In the material below, which lines hold the word "海阔天空"? Pick each one out.

(RECORDS PROVIDED)

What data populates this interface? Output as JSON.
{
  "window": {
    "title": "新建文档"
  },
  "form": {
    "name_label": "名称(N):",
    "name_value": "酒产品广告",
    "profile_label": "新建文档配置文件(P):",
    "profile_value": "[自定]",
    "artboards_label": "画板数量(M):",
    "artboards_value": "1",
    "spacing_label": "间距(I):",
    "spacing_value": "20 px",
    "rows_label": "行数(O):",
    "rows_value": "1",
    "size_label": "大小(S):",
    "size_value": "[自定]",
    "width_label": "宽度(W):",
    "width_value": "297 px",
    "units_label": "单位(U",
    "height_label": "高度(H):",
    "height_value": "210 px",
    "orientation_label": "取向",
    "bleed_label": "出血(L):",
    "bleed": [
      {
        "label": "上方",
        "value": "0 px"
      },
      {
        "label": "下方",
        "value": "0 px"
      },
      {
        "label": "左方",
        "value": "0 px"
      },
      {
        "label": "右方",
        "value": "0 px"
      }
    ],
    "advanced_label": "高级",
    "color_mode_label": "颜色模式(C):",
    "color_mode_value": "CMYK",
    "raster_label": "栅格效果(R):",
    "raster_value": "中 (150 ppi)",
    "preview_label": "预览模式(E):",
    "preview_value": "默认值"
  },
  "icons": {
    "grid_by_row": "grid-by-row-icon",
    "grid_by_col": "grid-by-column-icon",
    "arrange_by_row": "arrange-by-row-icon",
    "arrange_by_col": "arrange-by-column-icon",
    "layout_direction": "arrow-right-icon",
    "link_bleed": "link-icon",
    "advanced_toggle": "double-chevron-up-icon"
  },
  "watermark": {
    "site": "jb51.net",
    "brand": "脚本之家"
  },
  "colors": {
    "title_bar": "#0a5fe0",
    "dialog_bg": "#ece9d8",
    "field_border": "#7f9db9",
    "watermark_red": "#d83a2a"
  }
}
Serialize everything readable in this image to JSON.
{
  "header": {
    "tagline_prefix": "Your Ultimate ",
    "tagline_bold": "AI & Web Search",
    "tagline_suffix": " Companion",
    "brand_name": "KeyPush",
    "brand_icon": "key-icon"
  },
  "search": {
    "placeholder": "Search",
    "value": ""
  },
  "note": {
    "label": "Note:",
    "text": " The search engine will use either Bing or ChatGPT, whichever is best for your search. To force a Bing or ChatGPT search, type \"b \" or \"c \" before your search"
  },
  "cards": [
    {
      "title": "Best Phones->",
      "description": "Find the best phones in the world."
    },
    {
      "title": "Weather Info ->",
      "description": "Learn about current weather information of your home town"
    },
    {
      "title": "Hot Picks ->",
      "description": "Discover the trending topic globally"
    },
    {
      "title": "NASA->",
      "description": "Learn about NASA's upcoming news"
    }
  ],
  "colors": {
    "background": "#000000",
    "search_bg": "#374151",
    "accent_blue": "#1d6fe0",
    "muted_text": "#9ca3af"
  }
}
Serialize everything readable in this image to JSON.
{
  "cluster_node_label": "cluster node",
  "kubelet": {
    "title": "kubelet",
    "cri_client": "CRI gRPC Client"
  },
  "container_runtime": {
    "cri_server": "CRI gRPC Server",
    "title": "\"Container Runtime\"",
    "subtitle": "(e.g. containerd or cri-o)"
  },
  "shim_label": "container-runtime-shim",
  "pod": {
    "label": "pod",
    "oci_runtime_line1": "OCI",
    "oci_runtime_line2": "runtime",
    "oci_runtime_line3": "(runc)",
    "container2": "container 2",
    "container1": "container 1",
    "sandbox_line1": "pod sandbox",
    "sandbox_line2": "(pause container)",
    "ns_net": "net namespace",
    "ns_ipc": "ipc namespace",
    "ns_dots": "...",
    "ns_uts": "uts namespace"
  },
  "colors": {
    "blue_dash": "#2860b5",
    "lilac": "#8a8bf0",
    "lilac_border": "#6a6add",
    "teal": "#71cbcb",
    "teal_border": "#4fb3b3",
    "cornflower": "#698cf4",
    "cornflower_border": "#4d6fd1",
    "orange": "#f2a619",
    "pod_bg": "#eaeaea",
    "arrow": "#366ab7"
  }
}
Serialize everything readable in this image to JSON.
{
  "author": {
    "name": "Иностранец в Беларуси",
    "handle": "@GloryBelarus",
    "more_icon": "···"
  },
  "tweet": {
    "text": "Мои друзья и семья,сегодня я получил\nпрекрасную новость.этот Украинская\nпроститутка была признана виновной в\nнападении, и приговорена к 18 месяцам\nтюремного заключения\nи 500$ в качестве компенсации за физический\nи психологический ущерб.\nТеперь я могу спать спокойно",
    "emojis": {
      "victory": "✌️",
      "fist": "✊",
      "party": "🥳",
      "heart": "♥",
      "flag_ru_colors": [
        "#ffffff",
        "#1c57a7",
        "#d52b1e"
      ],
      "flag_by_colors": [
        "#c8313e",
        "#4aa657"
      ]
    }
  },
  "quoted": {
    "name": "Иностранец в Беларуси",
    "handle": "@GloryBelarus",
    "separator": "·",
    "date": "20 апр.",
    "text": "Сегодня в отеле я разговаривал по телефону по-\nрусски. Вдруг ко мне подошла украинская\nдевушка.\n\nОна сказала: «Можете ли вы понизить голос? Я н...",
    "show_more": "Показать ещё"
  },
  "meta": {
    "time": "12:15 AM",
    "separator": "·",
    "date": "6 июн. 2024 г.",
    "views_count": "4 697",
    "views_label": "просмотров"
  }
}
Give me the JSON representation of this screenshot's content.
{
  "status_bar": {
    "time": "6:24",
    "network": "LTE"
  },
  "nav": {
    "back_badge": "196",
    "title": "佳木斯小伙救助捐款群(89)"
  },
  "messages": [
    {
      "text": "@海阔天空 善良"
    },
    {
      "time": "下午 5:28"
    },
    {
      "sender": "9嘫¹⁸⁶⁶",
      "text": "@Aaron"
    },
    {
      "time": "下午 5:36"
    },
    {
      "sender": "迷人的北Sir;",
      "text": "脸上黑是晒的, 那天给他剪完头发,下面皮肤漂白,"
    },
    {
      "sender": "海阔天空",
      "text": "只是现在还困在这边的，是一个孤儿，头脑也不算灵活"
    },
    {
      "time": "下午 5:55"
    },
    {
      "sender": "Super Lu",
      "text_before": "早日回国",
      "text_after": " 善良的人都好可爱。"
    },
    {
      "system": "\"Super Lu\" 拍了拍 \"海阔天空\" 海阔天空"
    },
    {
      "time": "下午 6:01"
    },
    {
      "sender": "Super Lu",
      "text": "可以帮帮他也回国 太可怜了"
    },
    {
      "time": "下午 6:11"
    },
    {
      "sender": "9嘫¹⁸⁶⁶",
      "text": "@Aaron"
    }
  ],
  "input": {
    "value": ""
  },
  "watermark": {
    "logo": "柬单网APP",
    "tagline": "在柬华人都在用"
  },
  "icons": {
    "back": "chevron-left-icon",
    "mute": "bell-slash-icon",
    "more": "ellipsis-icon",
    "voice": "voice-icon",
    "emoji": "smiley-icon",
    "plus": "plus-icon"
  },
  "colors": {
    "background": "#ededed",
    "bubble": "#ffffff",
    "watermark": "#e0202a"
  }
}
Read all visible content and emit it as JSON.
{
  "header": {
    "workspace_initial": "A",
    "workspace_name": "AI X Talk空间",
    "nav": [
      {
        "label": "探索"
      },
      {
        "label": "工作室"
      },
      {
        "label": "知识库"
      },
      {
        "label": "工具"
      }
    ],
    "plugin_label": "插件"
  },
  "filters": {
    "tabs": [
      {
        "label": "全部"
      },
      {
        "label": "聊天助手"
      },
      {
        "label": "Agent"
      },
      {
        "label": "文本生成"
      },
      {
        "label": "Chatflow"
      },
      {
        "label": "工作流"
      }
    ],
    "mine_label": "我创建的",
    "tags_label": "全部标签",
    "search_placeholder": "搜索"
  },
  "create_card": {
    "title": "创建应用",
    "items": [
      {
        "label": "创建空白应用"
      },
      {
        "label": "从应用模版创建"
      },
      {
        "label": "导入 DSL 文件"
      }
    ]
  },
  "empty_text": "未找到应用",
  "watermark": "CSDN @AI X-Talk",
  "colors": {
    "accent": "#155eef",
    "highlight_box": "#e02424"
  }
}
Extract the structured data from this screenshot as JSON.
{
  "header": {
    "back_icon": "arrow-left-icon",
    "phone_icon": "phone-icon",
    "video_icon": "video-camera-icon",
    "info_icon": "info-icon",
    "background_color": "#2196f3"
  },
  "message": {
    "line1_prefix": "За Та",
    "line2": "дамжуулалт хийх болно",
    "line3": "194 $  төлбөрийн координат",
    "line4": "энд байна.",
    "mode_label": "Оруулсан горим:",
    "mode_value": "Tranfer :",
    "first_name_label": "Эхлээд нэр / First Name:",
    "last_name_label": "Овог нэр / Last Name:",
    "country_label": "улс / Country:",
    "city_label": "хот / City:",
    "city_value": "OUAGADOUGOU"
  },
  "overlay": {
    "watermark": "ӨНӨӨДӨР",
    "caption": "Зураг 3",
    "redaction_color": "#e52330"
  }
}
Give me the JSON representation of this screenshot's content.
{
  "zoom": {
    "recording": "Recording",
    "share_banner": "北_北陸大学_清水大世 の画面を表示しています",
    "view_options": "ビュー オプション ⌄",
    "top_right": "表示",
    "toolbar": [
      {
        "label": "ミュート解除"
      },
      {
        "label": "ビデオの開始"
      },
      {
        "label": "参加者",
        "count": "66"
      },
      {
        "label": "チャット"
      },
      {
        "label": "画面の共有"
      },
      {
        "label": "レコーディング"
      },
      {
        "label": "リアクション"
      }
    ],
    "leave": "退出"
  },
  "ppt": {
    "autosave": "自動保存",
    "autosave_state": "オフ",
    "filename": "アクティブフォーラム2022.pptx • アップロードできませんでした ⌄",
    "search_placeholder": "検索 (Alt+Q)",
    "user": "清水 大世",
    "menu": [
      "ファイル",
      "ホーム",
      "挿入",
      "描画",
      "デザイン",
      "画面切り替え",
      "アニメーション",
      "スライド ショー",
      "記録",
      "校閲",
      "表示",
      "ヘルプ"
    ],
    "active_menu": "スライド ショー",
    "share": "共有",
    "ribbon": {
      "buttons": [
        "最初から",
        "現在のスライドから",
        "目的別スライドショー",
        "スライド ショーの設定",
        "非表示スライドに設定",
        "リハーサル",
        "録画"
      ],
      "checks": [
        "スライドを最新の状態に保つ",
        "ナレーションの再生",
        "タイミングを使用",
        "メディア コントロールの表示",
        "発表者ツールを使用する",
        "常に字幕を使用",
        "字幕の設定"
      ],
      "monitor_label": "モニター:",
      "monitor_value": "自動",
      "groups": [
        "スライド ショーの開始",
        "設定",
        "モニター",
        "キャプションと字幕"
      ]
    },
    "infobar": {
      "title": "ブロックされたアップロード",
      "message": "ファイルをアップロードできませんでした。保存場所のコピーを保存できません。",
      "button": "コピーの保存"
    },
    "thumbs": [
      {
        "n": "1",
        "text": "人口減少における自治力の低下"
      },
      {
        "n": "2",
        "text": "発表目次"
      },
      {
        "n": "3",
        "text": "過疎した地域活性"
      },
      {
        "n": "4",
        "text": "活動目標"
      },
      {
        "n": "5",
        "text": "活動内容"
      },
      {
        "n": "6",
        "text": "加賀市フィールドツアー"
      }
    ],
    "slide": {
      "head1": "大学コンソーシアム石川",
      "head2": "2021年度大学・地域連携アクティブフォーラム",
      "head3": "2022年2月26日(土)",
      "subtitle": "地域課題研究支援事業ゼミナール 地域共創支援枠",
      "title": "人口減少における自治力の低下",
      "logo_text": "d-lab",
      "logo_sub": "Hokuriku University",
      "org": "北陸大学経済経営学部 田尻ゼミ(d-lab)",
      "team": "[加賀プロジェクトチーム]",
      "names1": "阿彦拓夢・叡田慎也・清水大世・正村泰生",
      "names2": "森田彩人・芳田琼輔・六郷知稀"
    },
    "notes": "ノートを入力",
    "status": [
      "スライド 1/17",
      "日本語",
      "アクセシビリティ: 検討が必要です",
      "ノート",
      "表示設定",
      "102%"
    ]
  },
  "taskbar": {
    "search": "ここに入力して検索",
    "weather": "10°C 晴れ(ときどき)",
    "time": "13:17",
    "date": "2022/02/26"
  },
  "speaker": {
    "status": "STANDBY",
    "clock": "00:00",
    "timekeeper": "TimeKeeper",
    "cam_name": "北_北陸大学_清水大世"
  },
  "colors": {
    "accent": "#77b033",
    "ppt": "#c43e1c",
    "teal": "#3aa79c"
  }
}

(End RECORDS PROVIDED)

EXERCISE ANSWER:
      "text": "@海阔天空 善良"
      "sender": "海阔天空",
      "system": "\"Super Lu\" 拍了拍 \"海阔天空\" 海阔天空"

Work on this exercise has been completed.